> _DATA TO EXAMINE_
= = = = = = =
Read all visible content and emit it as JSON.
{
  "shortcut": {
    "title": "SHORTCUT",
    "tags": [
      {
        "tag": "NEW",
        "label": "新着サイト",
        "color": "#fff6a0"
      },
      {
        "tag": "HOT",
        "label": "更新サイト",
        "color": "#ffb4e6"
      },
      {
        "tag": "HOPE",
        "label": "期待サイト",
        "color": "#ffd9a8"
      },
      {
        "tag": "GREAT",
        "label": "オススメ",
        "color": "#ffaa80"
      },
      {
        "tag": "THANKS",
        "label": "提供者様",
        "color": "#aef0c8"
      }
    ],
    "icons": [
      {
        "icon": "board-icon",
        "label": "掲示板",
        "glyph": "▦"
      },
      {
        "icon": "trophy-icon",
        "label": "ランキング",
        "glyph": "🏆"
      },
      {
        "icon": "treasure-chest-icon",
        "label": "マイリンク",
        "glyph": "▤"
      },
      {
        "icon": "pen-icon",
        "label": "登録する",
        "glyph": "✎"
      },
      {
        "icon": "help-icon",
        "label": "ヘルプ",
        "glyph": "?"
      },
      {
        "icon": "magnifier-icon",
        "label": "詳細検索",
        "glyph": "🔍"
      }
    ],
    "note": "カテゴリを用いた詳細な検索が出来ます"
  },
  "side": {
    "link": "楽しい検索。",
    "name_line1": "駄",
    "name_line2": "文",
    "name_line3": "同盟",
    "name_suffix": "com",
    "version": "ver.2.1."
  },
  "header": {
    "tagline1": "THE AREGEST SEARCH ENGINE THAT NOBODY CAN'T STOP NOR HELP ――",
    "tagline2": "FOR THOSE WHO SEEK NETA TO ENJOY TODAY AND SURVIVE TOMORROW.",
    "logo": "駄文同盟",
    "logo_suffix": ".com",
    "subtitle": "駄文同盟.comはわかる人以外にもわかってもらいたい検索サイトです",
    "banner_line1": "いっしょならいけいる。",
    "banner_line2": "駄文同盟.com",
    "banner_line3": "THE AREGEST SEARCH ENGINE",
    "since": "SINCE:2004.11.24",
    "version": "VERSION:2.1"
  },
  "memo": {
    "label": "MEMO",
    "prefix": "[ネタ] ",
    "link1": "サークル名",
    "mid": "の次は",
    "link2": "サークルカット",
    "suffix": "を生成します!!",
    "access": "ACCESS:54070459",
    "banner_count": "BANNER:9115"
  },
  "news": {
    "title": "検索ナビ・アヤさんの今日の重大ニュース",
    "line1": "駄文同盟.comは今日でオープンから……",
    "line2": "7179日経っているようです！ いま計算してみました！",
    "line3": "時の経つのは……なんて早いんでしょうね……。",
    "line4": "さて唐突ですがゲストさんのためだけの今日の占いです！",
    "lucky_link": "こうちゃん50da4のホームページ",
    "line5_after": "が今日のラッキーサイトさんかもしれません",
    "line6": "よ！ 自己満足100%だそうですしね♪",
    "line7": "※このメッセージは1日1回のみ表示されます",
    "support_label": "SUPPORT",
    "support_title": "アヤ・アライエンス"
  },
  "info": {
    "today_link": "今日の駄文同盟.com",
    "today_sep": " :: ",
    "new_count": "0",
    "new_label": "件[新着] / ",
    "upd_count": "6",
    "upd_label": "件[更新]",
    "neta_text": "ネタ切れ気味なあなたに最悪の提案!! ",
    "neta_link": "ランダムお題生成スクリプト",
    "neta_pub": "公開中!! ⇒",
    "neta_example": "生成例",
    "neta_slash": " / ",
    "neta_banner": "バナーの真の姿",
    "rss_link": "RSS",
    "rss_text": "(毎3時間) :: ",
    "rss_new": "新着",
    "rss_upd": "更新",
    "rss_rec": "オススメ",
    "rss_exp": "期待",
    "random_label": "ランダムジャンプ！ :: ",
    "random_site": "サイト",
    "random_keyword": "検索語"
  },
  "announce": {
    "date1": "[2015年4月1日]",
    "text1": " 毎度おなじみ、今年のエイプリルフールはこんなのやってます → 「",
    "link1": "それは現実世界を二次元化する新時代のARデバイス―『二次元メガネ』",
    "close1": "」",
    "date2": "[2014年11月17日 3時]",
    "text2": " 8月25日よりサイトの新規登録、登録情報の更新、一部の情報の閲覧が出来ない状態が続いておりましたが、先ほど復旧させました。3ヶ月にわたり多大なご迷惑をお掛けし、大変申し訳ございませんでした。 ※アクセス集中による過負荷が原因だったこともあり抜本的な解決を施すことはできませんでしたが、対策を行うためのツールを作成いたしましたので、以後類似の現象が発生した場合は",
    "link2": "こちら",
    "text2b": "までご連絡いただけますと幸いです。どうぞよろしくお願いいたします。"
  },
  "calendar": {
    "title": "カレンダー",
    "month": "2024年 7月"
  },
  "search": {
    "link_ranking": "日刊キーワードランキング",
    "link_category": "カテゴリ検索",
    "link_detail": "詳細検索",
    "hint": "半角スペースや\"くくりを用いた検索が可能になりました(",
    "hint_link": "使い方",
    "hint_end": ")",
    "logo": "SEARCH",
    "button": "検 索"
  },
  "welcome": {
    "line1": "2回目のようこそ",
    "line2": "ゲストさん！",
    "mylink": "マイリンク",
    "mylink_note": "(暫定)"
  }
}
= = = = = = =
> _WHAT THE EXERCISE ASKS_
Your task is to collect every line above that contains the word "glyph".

> _THE COMPLETED TASK_
        "glyph": "▦"
        "glyph": "🏆"
        "glyph": "▤"
        "glyph": "✎"
        "glyph": "?"
        "glyph": "🔍"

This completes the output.